Entrepreneur's Corner: Can you boost sales by doing good?
Consumers get to buy something they like and do good at the same time. Businesses fork over some of the profits, but get a halo effect (hopefully), for encouraging a greener planet, end to poverty, cure for breast cancer and the like.
Product Red may be cause marketing's most conspicuous recent example. It is a brand licensing effort started by U2's Bono and Bobby Shriver. Companies including Gap, Apple, American Express, Microsoft and Dell have participated, creating specially branded "(Product) Red" items and contributing 50% of the gross profits to the Global Fund for AIDS, Tuberculosis and Malaria. It has been criticized since such a small portion of dollars people spend on the products actually makes it to Africa, but also heralded as a huge success for raising $100 million for the Global Fund in just two years and generating goodwill toward the companies involved.
Here's a new cause marketing effort that may be the first aimed specifically at small businesses: Kiva.org, a microfinance site which allows individuals to make loans as small as $25 to entrepreneurs in developing nations, teamed up Advanta to launch the KivaB4B program in mid-April. Advanta issues a Kiva-branded small business card and will match grants made by cardholders to Kiva dollar for dollar (up to $200 a month). Entrepreneurs get to flash their Kiva credit card, which has no fee and low rates, plus they get an insignia to put on their web page or office that shows they are supporting entrepreneurs in the developing world. "Entrepreneurs recognize the value of getting a little seed money," says Ami Kassar of Advanta. "This program allows them to be the good guys and show they care about the community."
Can small companies create their own cause marketing efforts, while avoiding any potential pitfalls? Bryan Specht, an expert in corporate responsibility with Dig Communications in Chicago, believes it can be a terrific strategy for increasing sales and building customer loyalty if done right."There is a huge opportunity here for small businesses to gain market share and take on the big boys in whatever sector they are working in through smart cause marketing efforts," he says. Specht offers these tips for how small companies can benefit from cause marketing:
Don't just support your own pet cause. Make sure it is an issue your target market cares about.
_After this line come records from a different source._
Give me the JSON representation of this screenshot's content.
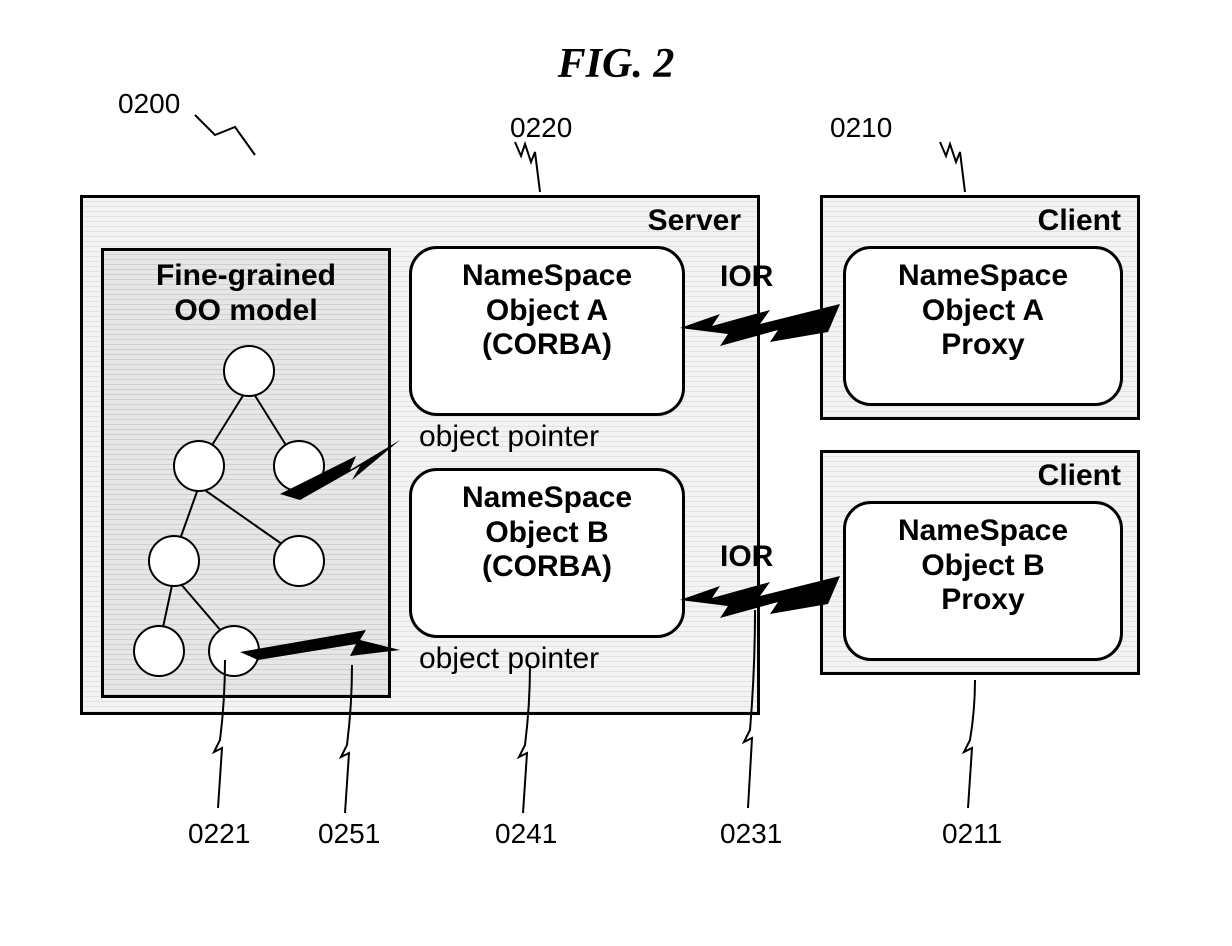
{
  "figure_title": "FIG. 2",
  "server": {
    "label": "Server",
    "oo_panel": {
      "line1": "Fine-grained",
      "line2": "OO model"
    },
    "ns_a": {
      "line1": "NameSpace",
      "line2": "Object A",
      "line3": "(CORBA)",
      "caption": "object pointer"
    },
    "ns_b": {
      "line1": "NameSpace",
      "line2": "Object B",
      "line3": "(CORBA)",
      "caption": "object pointer"
    }
  },
  "client_a": {
    "label": "Client",
    "proxy": {
      "line1": "NameSpace",
      "line2": "Object A",
      "line3": "Proxy"
    }
  },
  "client_b": {
    "label": "Client",
    "proxy": {
      "line1": "NameSpace",
      "line2": "Object B",
      "line3": "Proxy"
    }
  },
  "ior_label": "IOR",
  "refs": {
    "r0200": "0200",
    "r0210": "0210",
    "r0211": "0211",
    "r0220": "0220",
    "r0221": "0221",
    "r0231": "0231",
    "r0241": "0241",
    "r0251": "0251"
  }
}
Cause marketing works best with young consumers and boomers.
Do it in a way that will provide real benefit to a cause (it can't be too small a percentage of profits to be meaningful, for example). Research from branding firm Cone Inc. finds that consumers believe the most important issues for companies to address are health, education, environment and economic development.
Don't think that you can charge more. Cause marketing is more about gaining a competitive advantage and building brand loyalty than it is charging a premium. Consumers won't necessarily pay more just to participate, Specht warns.
Start small. Try a cause marketing effort first on a local level. For example, a toy store could run a promotion where part of the sales goes to support a local school. If it works, you can build on ways to support educational efforts from there.
A recession may not be the ideal time to start a cause marketing effort, which can cost money and eat into profits. But if sales are slowing and you're casting about for a new marketing strategy, cause marketing may be worth a try.
"In most industries, it won't be the key to success," says Specht. "But it a competitive environment, especially right now, it can give you a real advantage."